Now, as to the particulars of this novel: E.A. lives in a small hamlet in rural Vermont called Kingdom Common. Most of the people who live in Kingdom Common, including the local judge, are extremely quirky; some are good, upstanding people, but the sinners are far more fun — and the sinners are led by E.A.’s free-spirited mother Gypsy Lee. Gypsy Lee got pregnant when she was away at college, which is the only reason why her singing career and/or life in general has never quite taken flight; despite being the salutatorian of her high school class, the only way Gypsy Lee has to make enough of a living to support her aged, wheelchair-bound mother (who took to the chair after Bucky Dent’s homer in 1986 ended the Red Sox’ playoff hopes) and E.A. is to become an “escort.” Gypsy Lee sees this as purely a business decision; she is a clear-eyed rationalist who teaches her son about plants and the Constitution by day and allows men to play out their wildest fantasies by night.
E.A.’s escape from financial poverty — and from his mother’s unusual way of making a living — is to play baseball. He practices fielding, hitting, and later on, pitching; along the way, he meets up with a drifter who gives him baseball tips. This drifter, of course, is his father, E.W. “Teddy” Williams, and is the best baseball player Kingdom Commons ever saw — but Teddy never got his shot at the majors or minors due to a quirk of fate (which I will not reveal). Over time, E.A.’s love affair with baseball blossoms, and eventually he does get his shot with the Red Sox (note this was written before the 2004 Red Sox actually won the World Series, when the most ardent Red Sox fan could only hope somehow that one day their team might actually go to the World Series again and win); these later scenes, complete with a Red Sox owner who’s a young idiot and a manager with a talking Macaw called “the Legendary Spence,” while fun to read, are more like “baseball as creation myth” rather than feeling like something that could happen (and probably did somewhere along the way). But that’s not a bad thing in this context, because this book is all about life, baseball, and everything — and in life, or in baseball, just about anything can happen, and probably will if given time.
Mosher’s writing style is somehow both spare and momentous (a neat trick), and he imbues his characters with a charm most novels lack. This is why you can’t help but care about E.A. from the start; he might not know who his father is at first, but he always knows who he is. E.A. loves baseball, you see — he loves it unconditionally, and he wants nothing but to be the best baseball player he can possibly become. This might be seen as naïveté by some, but I saw it as a fresh take on the joys of baseball and enjoyed it immensely.
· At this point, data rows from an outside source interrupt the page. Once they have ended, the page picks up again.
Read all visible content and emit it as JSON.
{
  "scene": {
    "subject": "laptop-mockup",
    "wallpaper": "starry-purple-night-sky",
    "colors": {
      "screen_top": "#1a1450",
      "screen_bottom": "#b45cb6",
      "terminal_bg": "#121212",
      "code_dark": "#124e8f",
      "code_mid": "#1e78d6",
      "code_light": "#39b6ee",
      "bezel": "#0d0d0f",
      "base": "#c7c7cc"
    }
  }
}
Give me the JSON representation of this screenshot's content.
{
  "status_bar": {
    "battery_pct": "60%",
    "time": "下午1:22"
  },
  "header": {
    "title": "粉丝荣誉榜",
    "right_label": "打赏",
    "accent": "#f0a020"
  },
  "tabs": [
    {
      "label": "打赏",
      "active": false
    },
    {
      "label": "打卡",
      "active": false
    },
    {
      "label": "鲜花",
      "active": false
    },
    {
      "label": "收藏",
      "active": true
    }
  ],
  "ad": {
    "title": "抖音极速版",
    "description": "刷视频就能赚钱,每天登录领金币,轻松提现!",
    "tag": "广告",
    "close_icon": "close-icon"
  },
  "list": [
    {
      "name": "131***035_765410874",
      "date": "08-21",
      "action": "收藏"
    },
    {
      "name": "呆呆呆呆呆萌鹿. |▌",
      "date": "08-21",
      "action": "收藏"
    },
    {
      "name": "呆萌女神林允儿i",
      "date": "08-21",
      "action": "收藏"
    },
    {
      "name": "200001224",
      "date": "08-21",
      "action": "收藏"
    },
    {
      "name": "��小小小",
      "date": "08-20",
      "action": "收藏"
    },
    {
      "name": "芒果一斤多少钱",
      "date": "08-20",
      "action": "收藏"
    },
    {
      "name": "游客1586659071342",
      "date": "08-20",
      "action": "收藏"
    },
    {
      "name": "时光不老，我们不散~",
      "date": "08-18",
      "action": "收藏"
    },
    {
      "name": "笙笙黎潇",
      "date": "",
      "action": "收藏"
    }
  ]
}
This is a wonderful story about a boy and his love of baseball; it’s well-written both as a coming of age story for E.A. and as a baseball “romance” of sorts. Mosher is one of the best American “mainstream” novelists working today, and it shows.
So what are you waiting for? Go grab this book today!
— reviewed by Barb
Note: I’m well aware that the novel’s title is a pun; the Boston Red Sox, in all the years they waited to win another World Series, were definitely waiting for a second Teddy Williams. That this novel’s Teddy Williams fathers a son who gets a chance with the Red Sox just adds to the enjoyment of this novel.